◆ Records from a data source
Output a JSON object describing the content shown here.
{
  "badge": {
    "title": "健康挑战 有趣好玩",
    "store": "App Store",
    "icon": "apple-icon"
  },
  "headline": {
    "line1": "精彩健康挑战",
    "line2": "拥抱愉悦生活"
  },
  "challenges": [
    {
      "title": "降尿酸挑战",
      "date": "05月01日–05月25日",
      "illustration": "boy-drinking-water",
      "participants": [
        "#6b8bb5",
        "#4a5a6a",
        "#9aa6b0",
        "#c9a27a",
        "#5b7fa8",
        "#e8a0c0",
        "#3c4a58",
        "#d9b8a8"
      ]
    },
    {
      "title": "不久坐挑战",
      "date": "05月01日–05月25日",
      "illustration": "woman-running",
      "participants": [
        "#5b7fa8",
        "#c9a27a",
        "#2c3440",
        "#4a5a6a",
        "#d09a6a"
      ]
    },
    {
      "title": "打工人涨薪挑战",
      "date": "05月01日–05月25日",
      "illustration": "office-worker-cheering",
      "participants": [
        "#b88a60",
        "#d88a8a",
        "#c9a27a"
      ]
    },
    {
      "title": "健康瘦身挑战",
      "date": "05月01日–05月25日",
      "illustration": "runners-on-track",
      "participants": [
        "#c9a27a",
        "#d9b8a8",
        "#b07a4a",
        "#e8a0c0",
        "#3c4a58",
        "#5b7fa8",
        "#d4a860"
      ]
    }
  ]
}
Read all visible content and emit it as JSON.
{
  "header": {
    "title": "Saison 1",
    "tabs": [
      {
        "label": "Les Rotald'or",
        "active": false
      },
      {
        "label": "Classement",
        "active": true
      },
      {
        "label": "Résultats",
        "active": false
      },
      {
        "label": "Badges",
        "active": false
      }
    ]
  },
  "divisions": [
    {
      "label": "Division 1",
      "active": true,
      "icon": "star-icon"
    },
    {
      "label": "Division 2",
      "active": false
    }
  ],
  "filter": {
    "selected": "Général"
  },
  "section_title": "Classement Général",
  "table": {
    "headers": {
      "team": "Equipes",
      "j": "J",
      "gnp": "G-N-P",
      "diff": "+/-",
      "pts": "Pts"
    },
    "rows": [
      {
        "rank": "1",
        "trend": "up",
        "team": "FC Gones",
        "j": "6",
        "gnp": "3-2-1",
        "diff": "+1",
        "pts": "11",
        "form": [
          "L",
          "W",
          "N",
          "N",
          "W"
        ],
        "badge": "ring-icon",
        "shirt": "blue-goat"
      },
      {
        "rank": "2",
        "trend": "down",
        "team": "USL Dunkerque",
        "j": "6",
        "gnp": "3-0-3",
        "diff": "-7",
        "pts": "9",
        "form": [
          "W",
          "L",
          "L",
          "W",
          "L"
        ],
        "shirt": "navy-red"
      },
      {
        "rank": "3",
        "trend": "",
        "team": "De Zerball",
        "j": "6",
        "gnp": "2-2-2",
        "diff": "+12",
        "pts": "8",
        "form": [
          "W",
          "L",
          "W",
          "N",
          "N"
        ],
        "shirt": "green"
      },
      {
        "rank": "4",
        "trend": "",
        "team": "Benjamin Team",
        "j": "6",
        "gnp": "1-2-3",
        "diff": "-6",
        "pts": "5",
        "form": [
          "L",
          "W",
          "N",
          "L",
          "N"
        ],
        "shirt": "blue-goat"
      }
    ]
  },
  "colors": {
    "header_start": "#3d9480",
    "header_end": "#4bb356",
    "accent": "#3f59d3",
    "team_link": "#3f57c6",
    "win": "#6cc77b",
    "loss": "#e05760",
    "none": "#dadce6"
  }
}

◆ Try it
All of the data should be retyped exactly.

◆ Your response
Output a JSON object describing the content shown here.
{
  "badge": {
    "title": "健康挑战 有趣好玩",
    "store": "App Store",
    "icon": "apple-icon"
  },
  "headline": {
    "line1": "精彩健康挑战",
    "line2": "拥抱愉悦生活"
  },
  "challenges": [
    {
      "title": "降尿酸挑战",
      "date": "05月01日–05月25日",
      "illustration": "boy-drinking-water",
      "participants": [
        "#6b8bb5",
        "#4a5a6a",
        "#9aa6b0",
        "#c9a27a",
        "#5b7fa8",
        "#e8a0c0",
        "#3c4a58",
        "#d9b8a8"
      ]
    },
    {
      "title": "不久坐挑战",
      "date": "05月01日–05月25日",
      "illustration": "woman-running",
      "participants": [
        "#5b7fa8",
        "#c9a27a",
        "#2c3440",
        "#4a5a6a",
        "#d09a6a"
      ]
    },
    {
      "title": "打工人涨薪挑战",
      "date": "05月01日–05月25日",
      "illustration": "office-worker-cheering",
      "participants": [
        "#b88a60",
        "#d88a8a",
        "#c9a27a"
      ]
    },
    {
      "title": "健康瘦身挑战",
      "date": "05月01日–05月25日",
      "illustration": "runners-on-track",
      "participants": [
        "#c9a27a",
        "#d9b8a8",
        "#b07a4a",
        "#e8a0c0",
        "#3c4a58",
        "#5b7fa8",
        "#d4a860"
      ]
    }
  ]
}
Read all visible content and emit it as JSON.
{
  "header": {
    "title": "Saison 1",
    "tabs": [
      {
        "label": "Les Rotald'or",
        "active": false
      },
      {
        "label": "Classement",
        "active": true
      },
      {
        "label": "Résultats",
        "active": false
      },
      {
        "label": "Badges",
        "active": false
      }
    ]
  },
  "divisions": [
    {
      "label": "Division 1",
      "active": true,
      "icon": "star-icon"
    },
    {
      "label": "Division 2",
      "active": false
    }
  ],
  "filter": {
    "selected": "Général"
  },
  "section_title": "Classement Général",
  "table": {
    "headers": {
      "team": "Equipes",
      "j": "J",
      "gnp": "G-N-P",
      "diff": "+/-",
      "pts": "Pts"
    },
    "rows": [
      {
        "rank": "1",
        "trend": "up",
        "team": "FC Gones",
        "j": "6",
        "gnp": "3-2-1",
        "diff": "+1",
        "pts": "11",
        "form": [
          "L",
          "W",
          "N",
          "N",
          "W"
        ],
        "badge": "ring-icon",
        "shirt": "blue-goat"
      },
      {
        "rank": "2",
        "trend": "down",
        "team": "USL Dunkerque",
        "j": "6",
        "gnp": "3-0-3",
        "diff": "-7",
        "pts": "9",
        "form": [
          "W",
          "L",
          "L",
          "W",
          "L"
        ],
        "shirt": "navy-red"
      },
      {
        "rank": "3",
        "trend": "",
        "team": "De Zerball",
        "j": "6",
        "gnp": "2-2-2",
        "diff": "+12",
        "pts": "8",
        "form": [
          "W",
          "L",
          "W",
          "N",
          "N"
        ],
        "shirt": "green"
      },
      {
        "rank": "4",
        "trend": "",
        "team": "Benjamin Team",
        "j": "6",
        "gnp": "1-2-3",
        "diff": "-6",
        "pts": "5",
        "form": [
          "L",
          "W",
          "N",
          "L",
          "N"
        ],
        "shirt": "blue-goat"
      }
    ]
  },
  "colors": {
    "header_start": "#3d9480",
    "header_end": "#4bb356",
    "accent": "#3f59d3",
    "team_link": "#3f57c6",
    "win": "#6cc77b",
    "loss": "#e05760",
    "none": "#dadce6"
  }
}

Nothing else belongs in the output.